(Saved entries)
------------------------------------------------------------------------

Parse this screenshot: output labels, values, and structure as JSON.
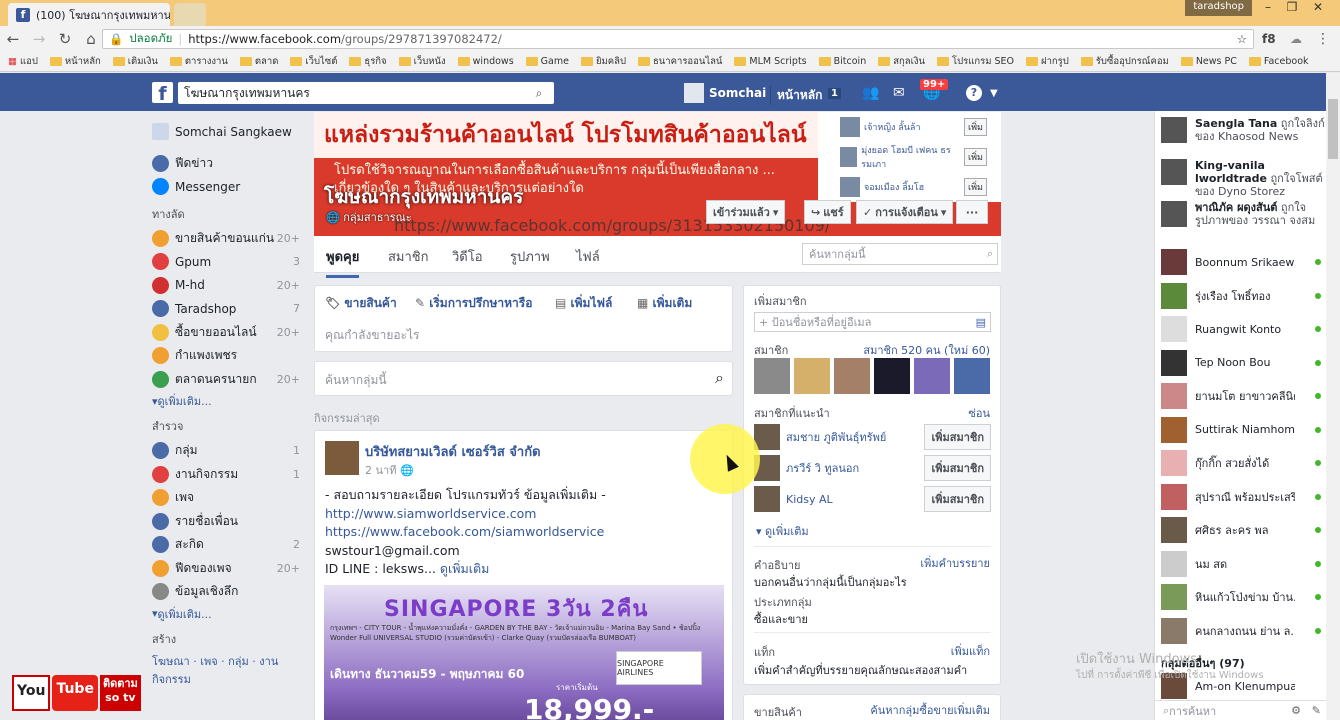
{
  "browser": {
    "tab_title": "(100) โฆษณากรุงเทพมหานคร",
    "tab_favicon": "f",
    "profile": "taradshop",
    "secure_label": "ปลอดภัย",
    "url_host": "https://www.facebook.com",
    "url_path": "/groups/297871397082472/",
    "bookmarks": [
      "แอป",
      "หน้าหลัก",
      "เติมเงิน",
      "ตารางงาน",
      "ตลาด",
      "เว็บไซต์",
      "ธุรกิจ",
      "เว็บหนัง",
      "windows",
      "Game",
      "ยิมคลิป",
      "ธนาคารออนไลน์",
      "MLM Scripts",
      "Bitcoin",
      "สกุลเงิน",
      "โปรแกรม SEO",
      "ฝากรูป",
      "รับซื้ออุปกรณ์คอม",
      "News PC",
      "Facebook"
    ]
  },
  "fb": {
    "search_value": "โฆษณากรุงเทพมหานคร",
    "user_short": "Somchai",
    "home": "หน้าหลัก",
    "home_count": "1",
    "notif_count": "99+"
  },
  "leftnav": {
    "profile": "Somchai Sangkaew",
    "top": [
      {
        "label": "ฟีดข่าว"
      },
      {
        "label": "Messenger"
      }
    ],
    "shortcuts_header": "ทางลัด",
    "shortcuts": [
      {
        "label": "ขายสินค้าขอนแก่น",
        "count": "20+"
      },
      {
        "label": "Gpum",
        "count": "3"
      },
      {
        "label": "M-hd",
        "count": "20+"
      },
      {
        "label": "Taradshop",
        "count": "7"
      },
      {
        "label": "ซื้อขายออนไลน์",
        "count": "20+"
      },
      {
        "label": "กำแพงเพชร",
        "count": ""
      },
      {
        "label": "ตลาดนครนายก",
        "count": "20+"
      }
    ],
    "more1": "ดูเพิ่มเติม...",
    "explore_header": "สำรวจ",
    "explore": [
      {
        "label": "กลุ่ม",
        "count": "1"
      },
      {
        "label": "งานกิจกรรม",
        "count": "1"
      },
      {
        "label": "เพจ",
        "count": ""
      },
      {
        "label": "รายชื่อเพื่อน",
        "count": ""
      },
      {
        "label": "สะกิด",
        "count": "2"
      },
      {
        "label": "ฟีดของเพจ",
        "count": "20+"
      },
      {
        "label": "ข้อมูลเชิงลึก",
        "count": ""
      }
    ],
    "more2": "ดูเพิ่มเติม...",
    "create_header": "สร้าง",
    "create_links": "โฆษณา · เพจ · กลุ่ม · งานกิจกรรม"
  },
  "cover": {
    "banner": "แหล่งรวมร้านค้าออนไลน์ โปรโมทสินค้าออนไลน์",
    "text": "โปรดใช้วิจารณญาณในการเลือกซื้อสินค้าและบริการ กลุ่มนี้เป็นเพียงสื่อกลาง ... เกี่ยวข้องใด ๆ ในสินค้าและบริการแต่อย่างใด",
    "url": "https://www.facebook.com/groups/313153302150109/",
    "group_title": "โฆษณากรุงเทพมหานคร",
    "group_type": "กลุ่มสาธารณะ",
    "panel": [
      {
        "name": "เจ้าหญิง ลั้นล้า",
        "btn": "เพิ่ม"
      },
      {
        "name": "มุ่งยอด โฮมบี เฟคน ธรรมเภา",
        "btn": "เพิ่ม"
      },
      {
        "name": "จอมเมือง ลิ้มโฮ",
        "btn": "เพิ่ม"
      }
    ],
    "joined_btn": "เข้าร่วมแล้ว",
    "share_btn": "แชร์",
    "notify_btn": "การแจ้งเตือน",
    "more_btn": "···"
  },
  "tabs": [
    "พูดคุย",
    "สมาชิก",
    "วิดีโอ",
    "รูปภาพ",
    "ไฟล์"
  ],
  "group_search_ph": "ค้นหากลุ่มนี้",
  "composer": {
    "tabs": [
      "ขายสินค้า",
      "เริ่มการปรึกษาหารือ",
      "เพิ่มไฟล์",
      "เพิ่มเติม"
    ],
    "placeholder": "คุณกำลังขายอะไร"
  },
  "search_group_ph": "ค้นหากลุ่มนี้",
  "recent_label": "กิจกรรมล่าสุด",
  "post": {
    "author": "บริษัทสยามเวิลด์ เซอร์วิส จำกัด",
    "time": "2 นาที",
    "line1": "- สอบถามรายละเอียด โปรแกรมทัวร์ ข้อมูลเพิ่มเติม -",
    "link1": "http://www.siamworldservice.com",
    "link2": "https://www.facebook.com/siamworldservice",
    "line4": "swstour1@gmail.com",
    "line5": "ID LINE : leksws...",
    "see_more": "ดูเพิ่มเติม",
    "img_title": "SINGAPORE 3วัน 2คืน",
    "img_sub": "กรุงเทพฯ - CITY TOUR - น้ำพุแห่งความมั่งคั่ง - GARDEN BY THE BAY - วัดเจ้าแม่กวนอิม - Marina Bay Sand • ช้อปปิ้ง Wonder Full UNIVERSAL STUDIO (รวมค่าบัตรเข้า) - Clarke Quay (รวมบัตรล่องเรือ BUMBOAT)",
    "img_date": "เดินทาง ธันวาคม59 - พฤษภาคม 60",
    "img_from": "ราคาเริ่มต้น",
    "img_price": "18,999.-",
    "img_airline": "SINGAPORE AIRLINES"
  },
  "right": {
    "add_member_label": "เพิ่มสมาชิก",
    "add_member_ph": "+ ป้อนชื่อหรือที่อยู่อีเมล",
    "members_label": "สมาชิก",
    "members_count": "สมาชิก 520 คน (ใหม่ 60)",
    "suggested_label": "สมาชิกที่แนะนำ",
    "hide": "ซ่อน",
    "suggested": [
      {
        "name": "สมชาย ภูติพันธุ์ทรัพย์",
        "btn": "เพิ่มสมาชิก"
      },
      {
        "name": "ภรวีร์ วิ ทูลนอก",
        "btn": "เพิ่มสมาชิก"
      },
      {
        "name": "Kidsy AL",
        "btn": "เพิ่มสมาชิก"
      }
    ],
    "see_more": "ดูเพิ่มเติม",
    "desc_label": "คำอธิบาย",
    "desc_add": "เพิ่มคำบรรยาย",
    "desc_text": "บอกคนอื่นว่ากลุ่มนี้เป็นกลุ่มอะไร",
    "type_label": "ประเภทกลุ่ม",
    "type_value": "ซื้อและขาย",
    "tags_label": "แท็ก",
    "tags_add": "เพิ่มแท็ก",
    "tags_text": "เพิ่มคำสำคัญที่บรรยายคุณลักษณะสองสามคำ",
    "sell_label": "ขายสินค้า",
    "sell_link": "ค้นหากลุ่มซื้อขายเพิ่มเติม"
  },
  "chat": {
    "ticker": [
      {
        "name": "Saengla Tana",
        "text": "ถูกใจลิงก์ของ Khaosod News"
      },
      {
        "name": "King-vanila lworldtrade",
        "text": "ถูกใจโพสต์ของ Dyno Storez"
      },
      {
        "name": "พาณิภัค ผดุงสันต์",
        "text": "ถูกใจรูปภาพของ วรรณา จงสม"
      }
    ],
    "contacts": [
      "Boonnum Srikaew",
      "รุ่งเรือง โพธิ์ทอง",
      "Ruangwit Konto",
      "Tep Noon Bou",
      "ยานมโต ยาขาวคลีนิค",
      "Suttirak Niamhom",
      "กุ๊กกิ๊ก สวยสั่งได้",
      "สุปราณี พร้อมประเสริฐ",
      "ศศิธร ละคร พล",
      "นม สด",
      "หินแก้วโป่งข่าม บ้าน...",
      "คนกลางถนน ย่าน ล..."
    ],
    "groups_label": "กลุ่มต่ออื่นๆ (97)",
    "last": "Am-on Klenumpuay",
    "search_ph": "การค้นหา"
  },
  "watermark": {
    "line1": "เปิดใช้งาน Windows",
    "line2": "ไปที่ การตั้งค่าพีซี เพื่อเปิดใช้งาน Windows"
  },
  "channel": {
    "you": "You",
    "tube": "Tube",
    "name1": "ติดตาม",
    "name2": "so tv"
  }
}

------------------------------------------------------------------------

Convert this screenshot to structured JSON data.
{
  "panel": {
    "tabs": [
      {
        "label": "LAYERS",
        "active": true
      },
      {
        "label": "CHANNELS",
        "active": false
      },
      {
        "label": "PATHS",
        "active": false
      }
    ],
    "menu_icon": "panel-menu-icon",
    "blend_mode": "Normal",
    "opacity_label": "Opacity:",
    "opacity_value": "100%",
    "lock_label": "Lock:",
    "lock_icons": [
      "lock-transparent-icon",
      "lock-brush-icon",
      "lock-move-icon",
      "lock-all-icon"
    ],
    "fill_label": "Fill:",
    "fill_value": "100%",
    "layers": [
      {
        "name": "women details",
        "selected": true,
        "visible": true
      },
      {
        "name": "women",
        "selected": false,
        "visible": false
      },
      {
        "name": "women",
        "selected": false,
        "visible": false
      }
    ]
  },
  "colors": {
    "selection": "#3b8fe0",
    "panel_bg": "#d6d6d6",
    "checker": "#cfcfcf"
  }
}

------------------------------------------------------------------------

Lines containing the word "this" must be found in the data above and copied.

- _Exercise result_:
Parse this screenshot: output labels, values, and structure as JSON.
Convert this screenshot to structured JSON data.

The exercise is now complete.